Overview: Batgirl and Nightwing finally uncover the identity of the Red Queen and her relation to Ainsley Wells.
Synopsis (spoilers ahead): The story starts off in the past as Batgirl and Robin drop in on a bunch of hackers. After a quick skirmish, they explain to the heroes that Ainsley is involved with the Mad Hatter who is working on a nano-tech drug called EMJ that does not show up on any tests. Batgirl and Robin make the connection that the song they keep hearing is the program for the drug. After leaving the hackers, Batgirl and Robin discreetly follow Ainsley as she heads through a bad part of town to attend an addiction support group. They eavesdrop on the session, even though Batgirl has reservations about doing so, and then end up kissing.
In the present day, Barbara and Dick are headed to a place called Seaboard Recovery center on a hunch that it is next on the Red Queen’s target list. Upon arrival, they quickly realize the staff have been drugged and are abusing the patients. They change into their costumes and attempt to quell the riot. Batgirl accomplishes this by playing the Emoji song over the PA system causing the drugged staff to relax and experience pleasant hallucinations. They contain the staff and, in the course of their examination of the break room, they discover that Ainsley is dead and that her sister Edith is the Red Queen. They realize Edith was present during the fight and race out to apprehend her only to discover that she has already fled. Batgirl is frustrated by the turn of events and asks Nightwing to come home with her before they wrap up this investigation.
The story then goes back to the past where Batgirl and Robin decide to confront the Mad Hatter on their own. They burst into his hideout where they see him and Ainsley apparently working together on something.
Analysis: The first thing I have to do is take a victory lap for correctly predicting the identity of the Red Queen.
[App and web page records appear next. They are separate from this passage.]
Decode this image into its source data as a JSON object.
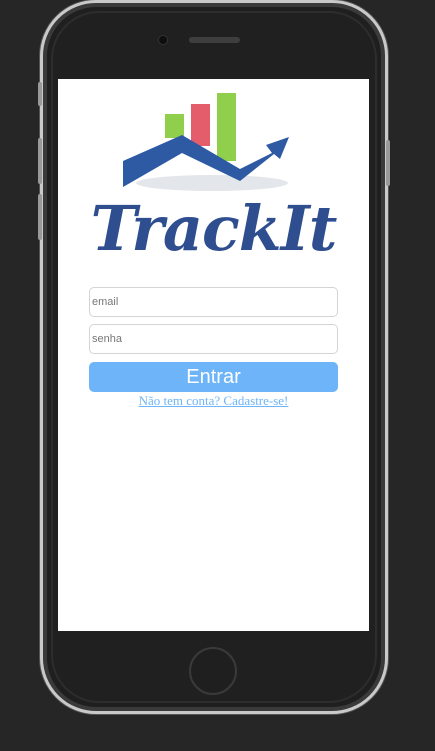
{
  "app": {
    "name": "TrackIt"
  },
  "login": {
    "email_placeholder": "email",
    "password_placeholder": "senha",
    "submit_label": "Entrar",
    "signup_link": "Não tem conta? Cadastre-se!"
  },
  "colors": {
    "brand_blue": "#2e4e8f",
    "accent_blue": "#6db5f8",
    "bar_green": "#8fcf4c",
    "bar_red": "#e35d6a"
  },
  "icons": {
    "logo": "chart-trend-logo-icon"
  }
}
In the “Final Thoughts” of my review of Batgirl #14, I predicted that the Red Queen would turn out to be Ainsley’s sister and not Ainsley herself. I’m glad that turned out to be the case because the story somewhat avoids the cliché, predictable villain it was hinting at.
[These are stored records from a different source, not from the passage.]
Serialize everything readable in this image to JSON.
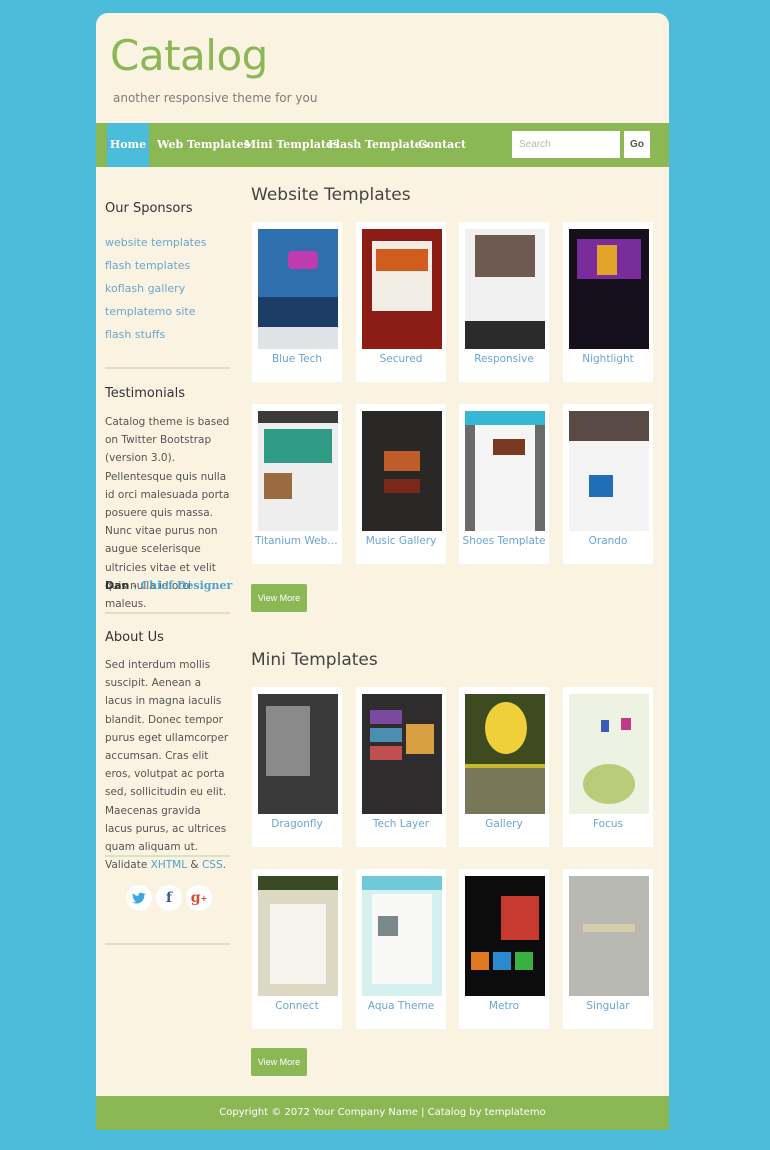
{
  "site": {
    "title": "Catalog",
    "tagline": "another responsive theme for you"
  },
  "nav": {
    "items": [
      "Home",
      "Web Templates",
      "Mini Templates",
      "Flash Templates",
      "Contact"
    ],
    "search_placeholder": "Search",
    "search_button": "Go"
  },
  "sidebar": {
    "sponsors_title": "Our Sponsors",
    "sponsors": [
      "website templates",
      "flash templates",
      "koflash gallery",
      "templatemo site",
      "flash stuffs"
    ],
    "testimonials_title": "Testimonials",
    "testimonial": "Catalog theme is based on Twitter Bootstrap (version 3.0). Pellentesque quis nulla id orci malesuada porta posuere quis massa. Nunc vitae purus non augue scelerisque ultricies vitae et velit quis nulla id orci maleus.",
    "testimonial_author": "Dan",
    "testimonial_sep": " - ",
    "testimonial_role": "Chief Designer",
    "about_title": "About Us",
    "about_text": "Sed interdum mollis suscipit. Aenean a lacus in magna iaculis blandit. Donec tempor purus eget ullamcorper accumsan. Cras elit eros, volutpat ac porta sed, sollicitudin eu elit. Maecenas gravida lacus purus, ac ultrices quam aliquam ut. Validate",
    "about_link_xhtml": "XHTML",
    "about_amp": " & ",
    "about_link_css": "CSS",
    "about_end": ".",
    "social": [
      "twitter-icon",
      "facebook-icon",
      "google-plus-icon"
    ]
  },
  "website_templates": {
    "title": "Website Templates",
    "items": [
      "Blue Tech",
      "Secured",
      "Responsive",
      "Nightlight",
      "Titanium Web Te...",
      "Music Gallery",
      "Shoes Template",
      "Orando"
    ],
    "button": "View More"
  },
  "mini_templates": {
    "title": "Mini Templates",
    "items": [
      "Dragonfly",
      "Tech Layer",
      "Gallery",
      "Focus",
      "Connect",
      "Aqua Theme",
      "Metro",
      "Singular"
    ],
    "button": "View More"
  },
  "footer": {
    "text": "Copyright © 2072 Your Company Name | Catalog by templatemo"
  },
  "colors": {
    "green": "#8bb755",
    "blue": "#4bbcd9",
    "cream": "#faf3e1",
    "link": "#6aa6cf"
  }
}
Like the past issues in this story arc, there are a couple of really funny one liners throughout the issue (“Is this fear of confrontation a Midwestern thing?”). However in this issue there are some moments, particularly between Batgirl and Nightwing, that didn’t make a whole lot of sense to me. When listening in on Ainsley’s support group meeting, Batgirl seems upset because of the situation with her friend and she feels like she is compromising her principles to spy on her friend. Robin justifies their actions with a proverb and they end up kissing after she starts crying. I understand that my position on this is probably highly subjective, but that sequence of events just did not make any sense to me. Based on everything we have read up to this point in this arc, it is very likely that this is supposed to be their first kiss, but the moment just felt very forced. Later on in the story, in the present day, Batgirl appears very upset about learning about her friend’s death and how they’ve failed in their investigations, but she asks Nightwing to come home with her. I could be wrong about this, but based on her blushing and the hesitant way she asked the question, I’m going to assume that she’s not offering that merely as a friend. Normally, I’d be happy that Batgirl and Nightwing are becoming closer to each other, but it just feels out of place here. Batgirl just discovered her old friend is dead and they’re in the middle of a time sensitive investigation that she has been really frustrated with thus far, so this development in their relationship feels a bit forced.
I’m also concerned about how three out of four issues of the arc have been completed and we have yet to really see or hear from the Red Queen outside of one panel at the end of the issue #14. We also do not know what Batgirl and Nightwing did to Ainsley that they feel so guilty about and what Edith is seeking revenge for. I also feel as if the story isn’t really clear on how the EMJ drug actually works. Sometimes it appears to be mind control and other times it elicits hallucinations that have been both good and bad depending on the person. It’s also unclear how the Emoji song connects to the person under the influence of the drug.
I’ve consistently stated that Wildgoose’s art is a really good fit with the Burnside version of Batgirl. I really like how the art style vaguely resembles something out of a fun Saturday morning cartoon. But even within that style, I feel as if some of the characters are not being drawn consistently enough. Dick Grayson in particular, whether it’s in the flashbacks or present day, appears to have different proportions in different panels. Subtle, quirky touches like drawing the odor emanating from the hackers’ washroom keeps the mood of the story light even though this was a more serious issue that the past. The colors also reflect this as they are more subdued reflecting the slightly darker nature of this issue. The exception is the final page where the Mad Hatter’s lair looks like a psychedelic trip on its own with the electric blue and mushrooms painted on the walls. I’m interested to see how this will look in the final issue.
Final Thoughts: After a promising start, the “Summer of Lies” story arc has had a somewhat underwhelming middle act. There are still quite a few plot threads to tie up in the next issue. Of course, we are all eager to see how the latest potential development in the Babs-Dick relationship plays out. Hopefully Larson can tie up the loose ends and end the story with a definitive conclusion.